*EXERCISE DESCRIPTION*:
A faithful copy of the entries is required, with no images in it.

*EXERCISE INPUT*:
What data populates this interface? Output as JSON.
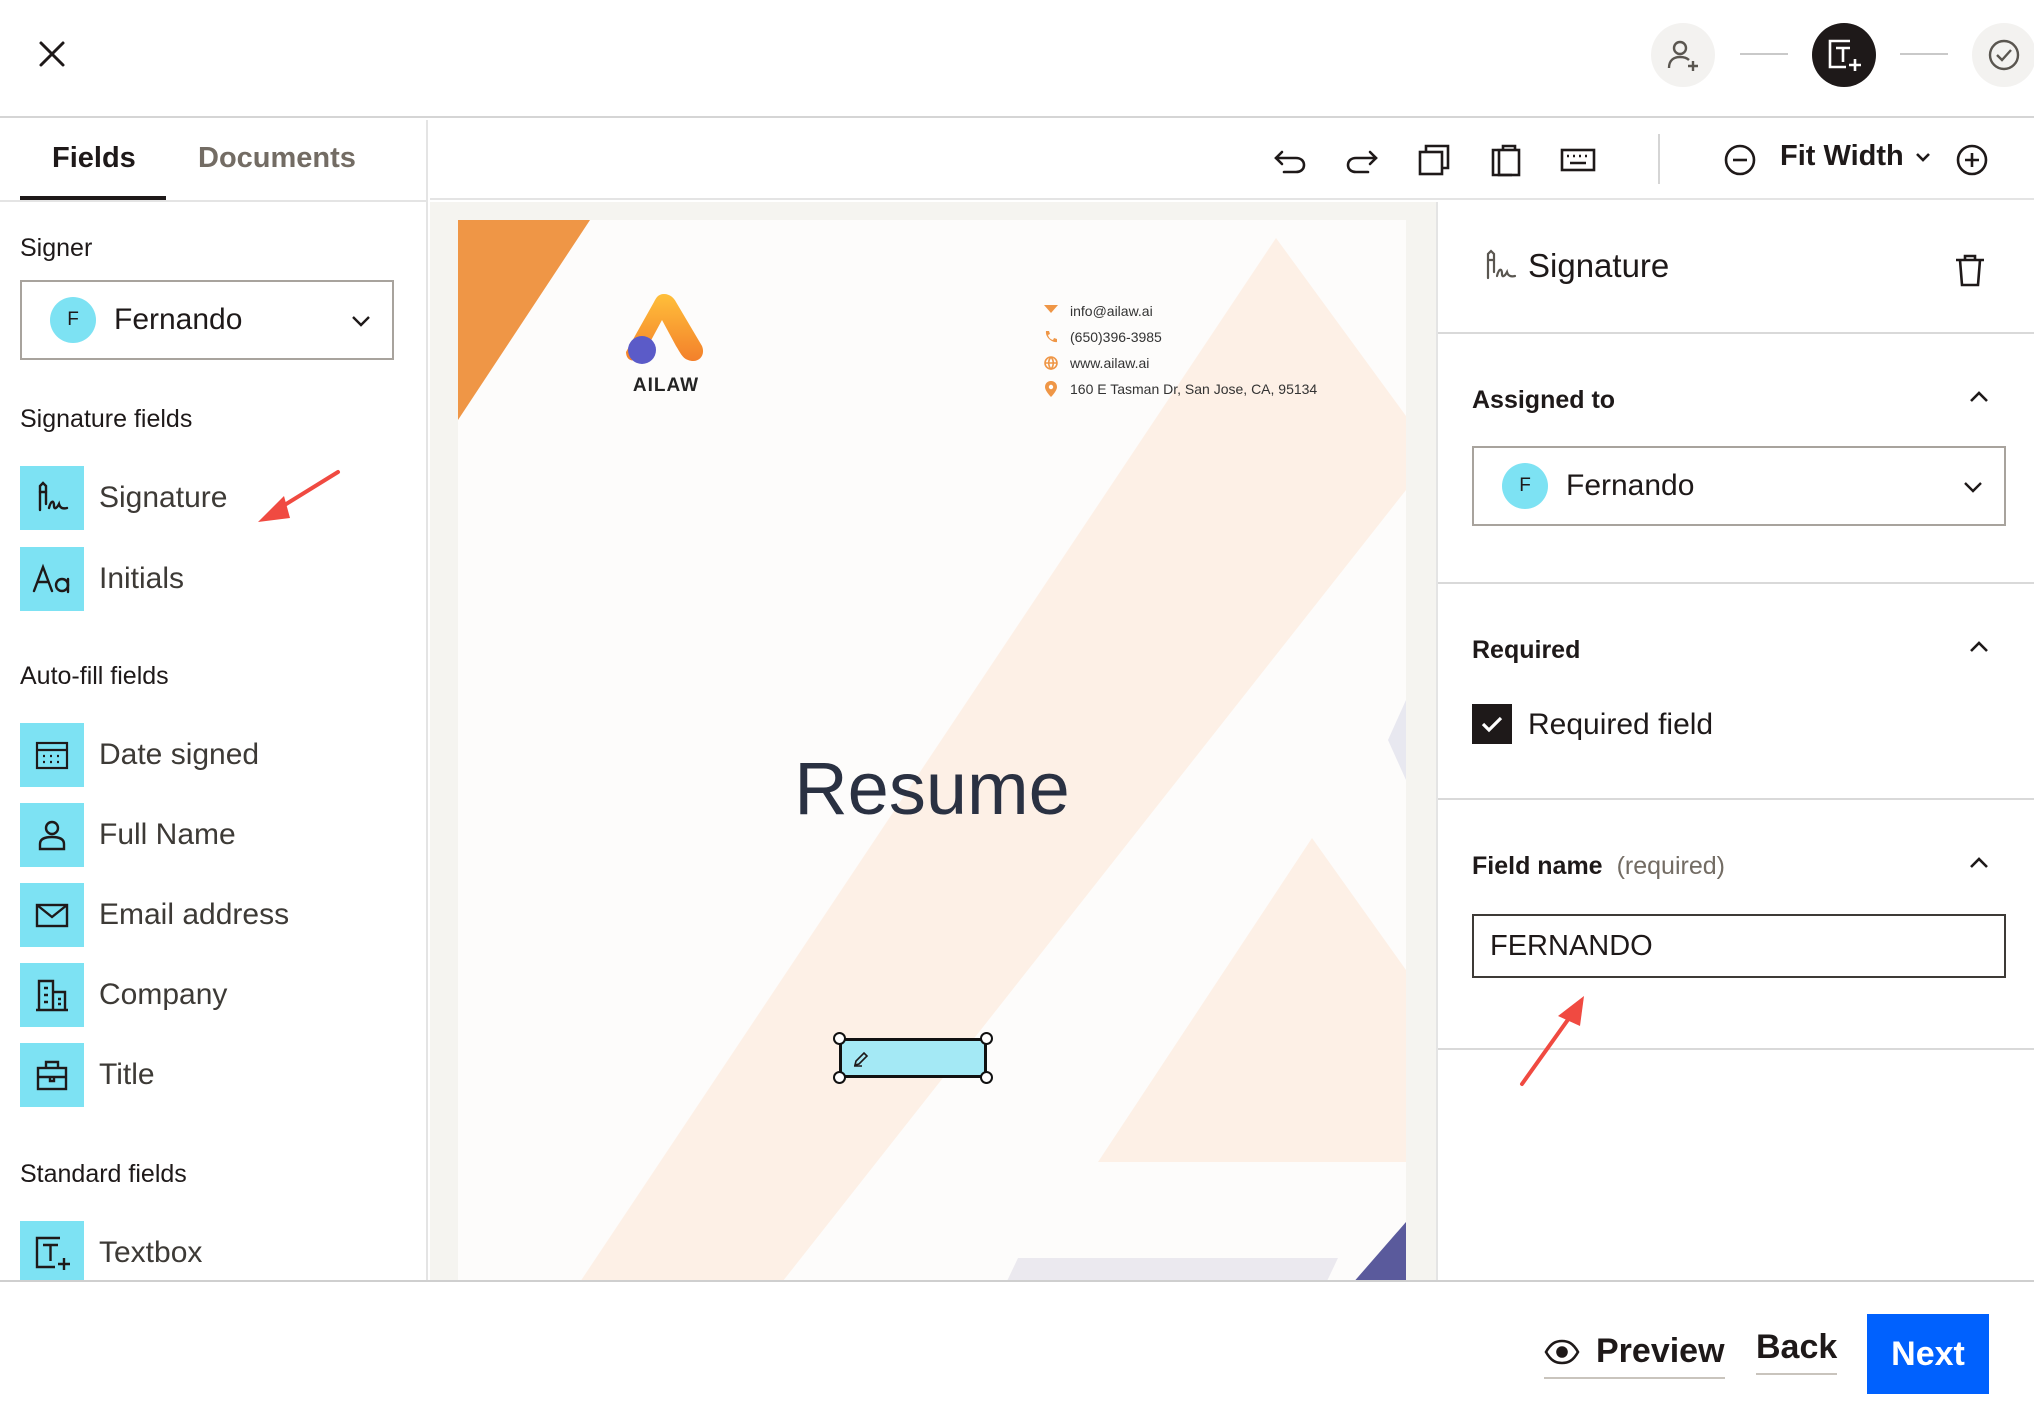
{
  "header": {
    "close_icon": "close-icon",
    "steps": [
      {
        "name": "add-signer-step",
        "icon": "person-add-icon",
        "active": false
      },
      {
        "name": "add-fields-step",
        "icon": "textbox-add-icon",
        "active": true
      },
      {
        "name": "review-step",
        "icon": "check-circle-icon",
        "active": false
      }
    ]
  },
  "sidebar": {
    "tabs": [
      {
        "label": "Fields",
        "active": true
      },
      {
        "label": "Documents",
        "active": false
      }
    ],
    "signer_label": "Signer",
    "signer": {
      "initial": "F",
      "name": "Fernando"
    },
    "signature_fields": {
      "label": "Signature fields",
      "items": [
        {
          "label": "Signature",
          "icon": "signature-icon"
        },
        {
          "label": "Initials",
          "icon": "initials-icon"
        }
      ]
    },
    "autofill_fields": {
      "label": "Auto-fill fields",
      "items": [
        {
          "label": "Date signed",
          "icon": "calendar-icon"
        },
        {
          "label": "Full Name",
          "icon": "person-icon"
        },
        {
          "label": "Email address",
          "icon": "mail-icon"
        },
        {
          "label": "Company",
          "icon": "building-icon"
        },
        {
          "label": "Title",
          "icon": "briefcase-icon"
        }
      ]
    },
    "standard_fields": {
      "label": "Standard fields",
      "items": [
        {
          "label": "Textbox",
          "icon": "textbox-icon"
        }
      ]
    }
  },
  "toolbar": {
    "tools": [
      "undo-icon",
      "redo-icon",
      "copy-icon",
      "paste-icon",
      "keyboard-icon"
    ],
    "zoom_label": "Fit Width"
  },
  "document": {
    "logo_text": "AILAW",
    "contact": {
      "email": "info@ailaw.ai",
      "phone": "(650)396-3985",
      "website": "www.ailaw.ai",
      "address": "160 E Tasman Dr, San Jose, CA, 95134"
    },
    "title": "Resume",
    "placed_field_icon": "pen-icon"
  },
  "properties": {
    "title": "Signature",
    "assigned_to_label": "Assigned to",
    "assignee": {
      "initial": "F",
      "name": "Fernando"
    },
    "required_label": "Required",
    "required_field_label": "Required field",
    "required_checked": true,
    "field_name_label": "Field name",
    "field_name_hint": "(required)",
    "field_name_value": "FERNANDO"
  },
  "footer": {
    "preview_label": "Preview",
    "back_label": "Back",
    "next_label": "Next"
  },
  "colors": {
    "accent": "#0061fe",
    "field_fill": "#7de2f3",
    "annotation_arrow": "#f04a41",
    "dark": "#1e1919"
  }
}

*ANSWER TO THIS EXERCISE*:
What data populates this interface? Output as JSON.
{
  "header": {
    "close_icon": "close-icon",
    "steps": [
      {
        "name": "add-signer-step",
        "icon": "person-add-icon",
        "active": false
      },
      {
        "name": "add-fields-step",
        "icon": "textbox-add-icon",
        "active": true
      },
      {
        "name": "review-step",
        "icon": "check-circle-icon",
        "active": false
      }
    ]
  },
  "sidebar": {
    "tabs": [
      {
        "label": "Fields",
        "active": true
      },
      {
        "label": "Documents",
        "active": false
      }
    ],
    "signer_label": "Signer",
    "signer": {
      "initial": "F",
      "name": "Fernando"
    },
    "signature_fields": {
      "label": "Signature fields",
      "items": [
        {
          "label": "Signature",
          "icon": "signature-icon"
        },
        {
          "label": "Initials",
          "icon": "initials-icon"
        }
      ]
    },
    "autofill_fields": {
      "label": "Auto-fill fields",
      "items": [
        {
          "label": "Date signed",
          "icon": "calendar-icon"
        },
        {
          "label": "Full Name",
          "icon": "person-icon"
        },
        {
          "label": "Email address",
          "icon": "mail-icon"
        },
        {
          "label": "Company",
          "icon": "building-icon"
        },
        {
          "label": "Title",
          "icon": "briefcase-icon"
        }
      ]
    },
    "standard_fields": {
      "label": "Standard fields",
      "items": [
        {
          "label": "Textbox",
          "icon": "textbox-icon"
        }
      ]
    }
  },
  "toolbar": {
    "tools": [
      "undo-icon",
      "redo-icon",
      "copy-icon",
      "paste-icon",
      "keyboard-icon"
    ],
    "zoom_label": "Fit Width"
  },
  "document": {
    "logo_text": "AILAW",
    "contact": {
      "email": "info@ailaw.ai",
      "phone": "(650)396-3985",
      "website": "www.ailaw.ai",
      "address": "160 E Tasman Dr, San Jose, CA, 95134"
    },
    "title": "Resume",
    "placed_field_icon": "pen-icon"
  },
  "properties": {
    "title": "Signature",
    "assigned_to_label": "Assigned to",
    "assignee": {
      "initial": "F",
      "name": "Fernando"
    },
    "required_label": "Required",
    "required_field_label": "Required field",
    "required_checked": true,
    "field_name_label": "Field name",
    "field_name_hint": "(required)",
    "field_name_value": "FERNANDO"
  },
  "footer": {
    "preview_label": "Preview",
    "back_label": "Back",
    "next_label": "Next"
  },
  "colors": {
    "accent": "#0061fe",
    "field_fill": "#7de2f3",
    "annotation_arrow": "#f04a41",
    "dark": "#1e1919"
  }
}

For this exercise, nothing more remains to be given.